THE DISTRIBUTION OF PASSERINE BIRDS IN HEDGEROWS DURING THE BREEDING-SEASON IN RELATION TO CHARACTERISTICS OF THE HEDGEROW AND ADJACENT FARMLAND
Journal of Applied Ecology
1. Passerine birds were surveyed during the breeding season in hedgerows on 46 farms in lowland England. The incidence of each species was recorded in 50-m lengths of hedgerow and various attributes of these hedgerow sections were also recorded. 2. Logistic regression models were fitted to the data to describe the effects on the incidence of 18 bird species of the number of trees, hedge height and width, dominant plant species in the woody hedge, under the hedge and adjacent to the hedge in the uncultivated strip, the number of woody species in a standard length and other hedgerow characteristics. The effects of adjacent land use and cropping, reduced use of pesticides on cereal field edges and the geographical location of the study farms were also included in the models. 3. Most bird species preferred tall hedges with many trees, but there were some (dunnock, willow warbler and lesser whitethroat) which preferred tall hedges with few trees and others (whitethroat, linnet, yellowhammer) which preferred short hedges with few trees. 4. The differences among bird species in response to a sevenfold reduction in the height of hedges estimated from the models showed good agreement with the variation among species in the effects of severe hedge cutting on bird populations at one farm observed in an independent study. 5. The incidence of six bird species was positively influenced by the number of woody species in a standard length of hedgerow. 6. The incidence of two bird species was significantly affected by the identity of the dominant woody plant species in the hedge and one species by the identity of the dominant plant species at the base of the hedge. 7. Land use adjacent to the hedgerow, categorized as grass, tillage and roadside, had a significant influence on the incidence of five species. However, there was no evidence of consistency among species in the direction of effects. 8. The crops grown on tilled land adjacent to the hedgerow had a significant influence on the incidence of the blackbird.
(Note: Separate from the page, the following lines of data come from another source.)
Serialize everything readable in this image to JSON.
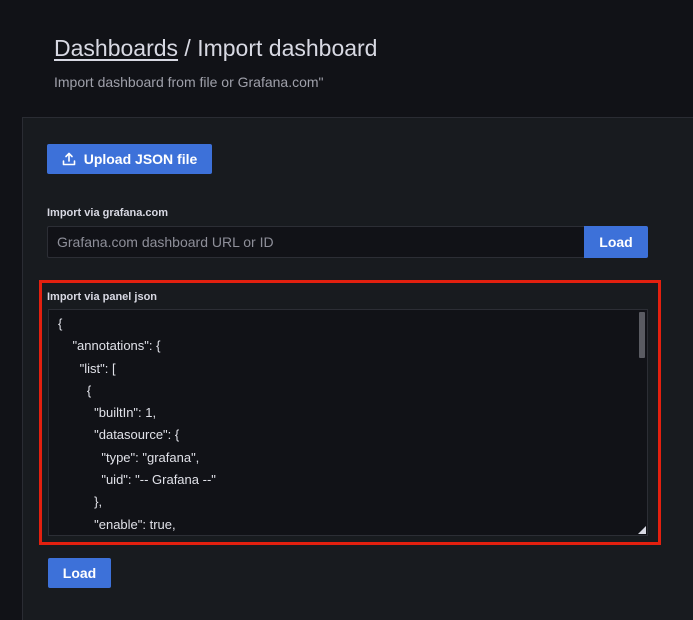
{
  "header": {
    "breadcrumb_link": "Dashboards",
    "separator": " / ",
    "title": "Import dashboard",
    "subtitle": "Import dashboard from file or Grafana.com\""
  },
  "upload": {
    "label": "Upload JSON file",
    "icon": "upload-icon"
  },
  "grafana_com": {
    "label": "Import via grafana.com",
    "placeholder": "Grafana.com dashboard URL or ID",
    "value": "",
    "button_label": "Load"
  },
  "panel_json": {
    "label": "Import via panel json",
    "content": "{\n    \"annotations\": {\n      \"list\": [\n        {\n          \"builtIn\": 1,\n          \"datasource\": {\n            \"type\": \"grafana\",\n            \"uid\": \"-- Grafana --\"\n          },\n          \"enable\": true,"
  },
  "bottom_button_label": "Load",
  "colors": {
    "background": "#111217",
    "panel": "#181b1f",
    "primary_button": "#3d71d9",
    "highlight_border": "#e3200f"
  }
}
There was a significant degree of consistency among bird species in the ranking of crops, with oil-seed rape the most preferred and spring-sown cereal the least preferred. 9. The incidence of greenfinch, robin and song thrush was significantly lower in hedgerows adjacent to autumn-sown cereals which had received reduced levels of spraying of pesticides than in those adjacent to autumn-sown cereals which were fully sprayed. Most of the other species showed non-significant differences in the same direction. Most of the species studied also showed a non-significant tendency towards higher incidence in hedgerows adjacent to spring-sown cereals with reduced spraying than in those adjacent to fully sprayed spring-sown cereals.
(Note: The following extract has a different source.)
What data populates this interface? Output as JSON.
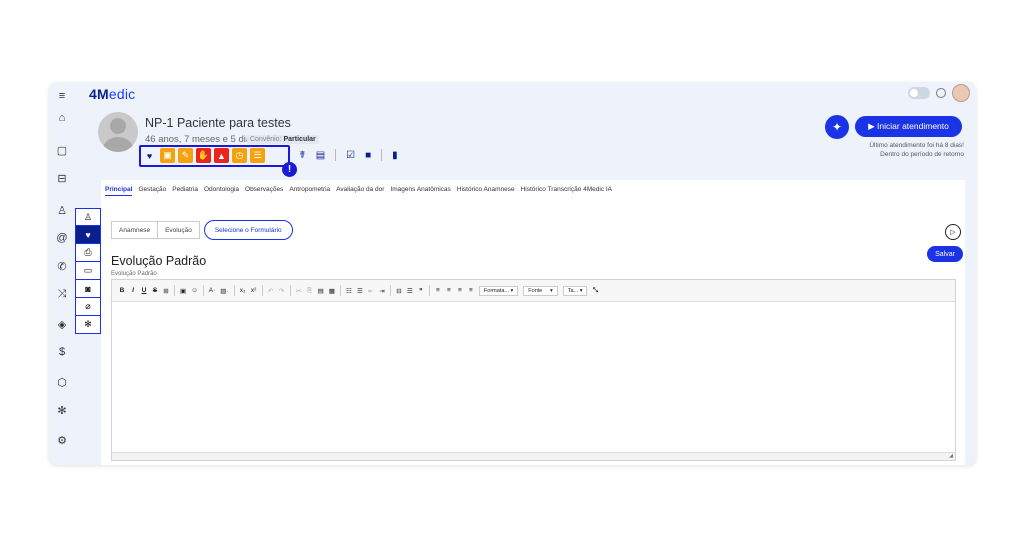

Author(s): GREEN, RE; OSBORNE, PE; SEARS, EJ
Journal: Journal of Applied Ecology